“The internal combustion engine has had a good run. I drive a gas guzzling Volvo myself,” he said. “But I think New Hampshire is way behind the curve in terms of bringing in electrical vehicles.”

Gun Safety

“The Republicans’ idea that everybody should be able to have a gun anywhere is totally absurd,” he said.

He compared gun ownership to that of cars, making the point that cars can be a very dangerous instrument when used incorrectly, much like a gun. But with cars, you have to renew them every five years, have them inspected annually, and there are many restrictions on how and where it can be driven and how it is parked.

“I accept that and I understand why it’s necessary,” he said. But he feels that gun ownership should be held to the same standards. “The idea that just anybody can have a gun and be able to carry it around just anywhere is just total nonsense. No other country on the planet tolerates that sort of thing except for maybe the ones that are in a state of total chaos.”

Horrigan said he plans to co-sponsor a variety of gun safety bills and will continue his membership with Gun Sense Voter, an organization that strives to promote candidates who support gun control laws and a future free of gun violence. Horrigan was endorsed by the organization for this election, along with Loren Selig, Maggie Hassan and Chris Pappas, among others.

 UNH and Education

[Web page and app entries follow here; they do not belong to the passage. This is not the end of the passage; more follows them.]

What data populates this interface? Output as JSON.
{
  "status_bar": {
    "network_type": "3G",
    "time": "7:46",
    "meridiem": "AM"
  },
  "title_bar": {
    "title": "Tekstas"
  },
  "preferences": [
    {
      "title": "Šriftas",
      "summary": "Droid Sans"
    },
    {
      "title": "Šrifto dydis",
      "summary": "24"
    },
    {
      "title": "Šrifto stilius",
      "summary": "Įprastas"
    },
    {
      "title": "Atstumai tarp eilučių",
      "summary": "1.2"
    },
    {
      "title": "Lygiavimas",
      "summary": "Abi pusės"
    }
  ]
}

“I want to help UNH out as much as possible,” he said. He noted that New Hampshire has the lowest level of funding for higher education than any other state. “We could double it and we’d still be behind the 49th state, which is Mississippi,” he said.

With that in mind, Horrigan wants to help foster a thriving university for students and support the campus community.

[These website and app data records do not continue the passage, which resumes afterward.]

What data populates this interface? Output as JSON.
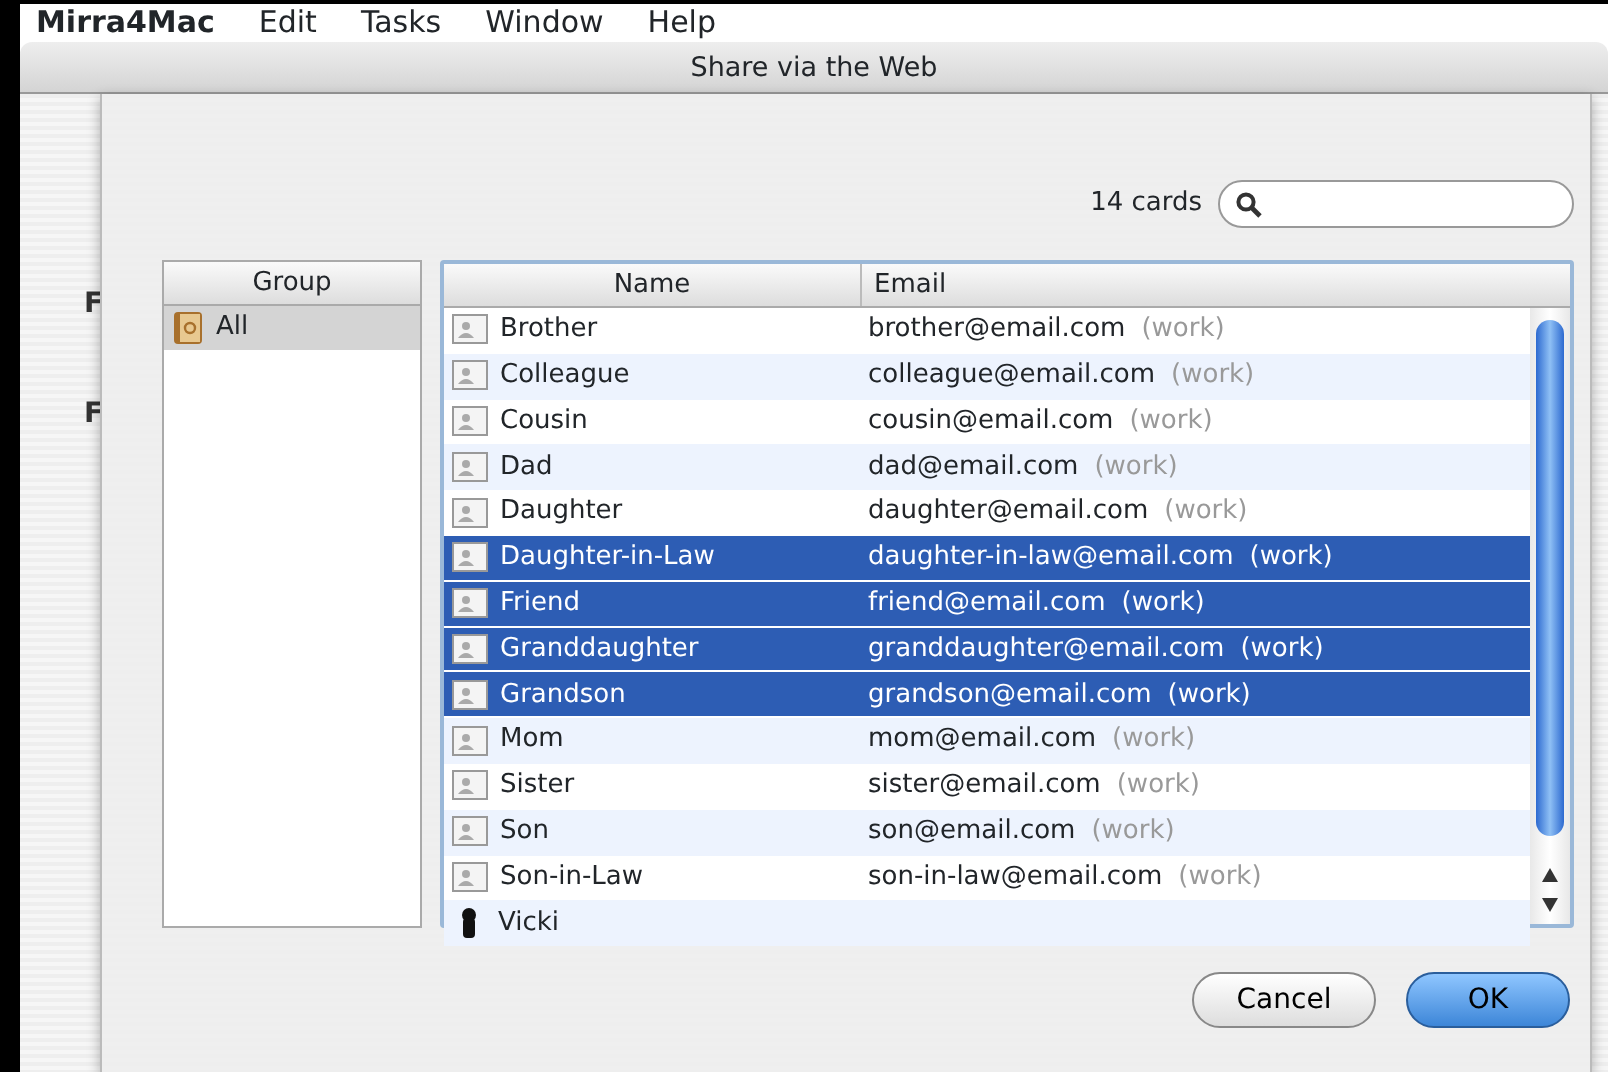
{
  "menu_bar": {
    "app": "Mirra4Mac",
    "items": [
      "Edit",
      "Tasks",
      "Window",
      "Help"
    ]
  },
  "window": {
    "title": "Share via the Web",
    "background_labels": [
      "F",
      "F"
    ]
  },
  "sheet": {
    "count": "14 cards",
    "groups": {
      "column": "Group",
      "items": [
        {
          "name": "All",
          "selected": true
        }
      ]
    },
    "contacts": {
      "columns": [
        "Name",
        "Email"
      ],
      "rows": [
        {
          "name": "Brother",
          "email": "brother@email.com",
          "label": "(work)",
          "kind": "card",
          "selected": false
        },
        {
          "name": "Colleague",
          "email": "colleague@email.com",
          "label": "(work)",
          "kind": "card",
          "selected": false
        },
        {
          "name": "Cousin",
          "email": "cousin@email.com",
          "label": "(work)",
          "kind": "card",
          "selected": false
        },
        {
          "name": "Dad",
          "email": "dad@email.com",
          "label": "(work)",
          "kind": "card",
          "selected": false
        },
        {
          "name": "Daughter",
          "email": "daughter@email.com",
          "label": "(work)",
          "kind": "card",
          "selected": false
        },
        {
          "name": "Daughter-in-Law",
          "email": "daughter-in-law@email.com",
          "label": "(work)",
          "kind": "card",
          "selected": true
        },
        {
          "name": "Friend",
          "email": "friend@email.com",
          "label": "(work)",
          "kind": "card",
          "selected": true
        },
        {
          "name": "Granddaughter",
          "email": "granddaughter@email.com",
          "label": "(work)",
          "kind": "card",
          "selected": true
        },
        {
          "name": "Grandson",
          "email": "grandson@email.com",
          "label": "(work)",
          "kind": "card",
          "selected": true
        },
        {
          "name": "Mom",
          "email": "mom@email.com",
          "label": "(work)",
          "kind": "card",
          "selected": false
        },
        {
          "name": "Sister",
          "email": "sister@email.com",
          "label": "(work)",
          "kind": "card",
          "selected": false
        },
        {
          "name": "Son",
          "email": "son@email.com",
          "label": "(work)",
          "kind": "card",
          "selected": false
        },
        {
          "name": "Son-in-Law",
          "email": "son-in-law@email.com",
          "label": "(work)",
          "kind": "card",
          "selected": false
        },
        {
          "name": "Vicki",
          "kind": "person",
          "selected": false
        }
      ]
    },
    "buttons": [
      {
        "label": "Cancel",
        "kind": "normal"
      },
      {
        "label": "OK",
        "kind": "default"
      }
    ]
  }
}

 On Why Students Should Vote For Him

 “I have a very strong commitment to equal rights for all and to preserving our democracy, which is literally under attack.”

 Horrigan said the Jan. 6. Capitol Riot made him realize just how important his job is and gave him more motivation than ever before. He noted that he has dedicated much of his life to politics and even now, 14 years later, is still learning about the government and wants to keep expanding his knowledge and personal growth as a legislator.

 Horrigan has dedicated the better half of his life to local politics. He’s served as the town vice-chair of the Durham Democratic Committee, the city chair for Lebanon, New Hampshire Democratic Committee, been on the campaign staff for other democratic presidential candidates and volunteered for Democracy for America and MoveOn.org.

 He’s represented his local community for 14 years and is passionate to dedicate the next ten years to doing so.  

For students looking for more information on how to vote in the upcoming election on Nov. 8, 603 Forward offers information on their website. Students can also access more information on how to vote by checking out the University of New Hampshire Voting page.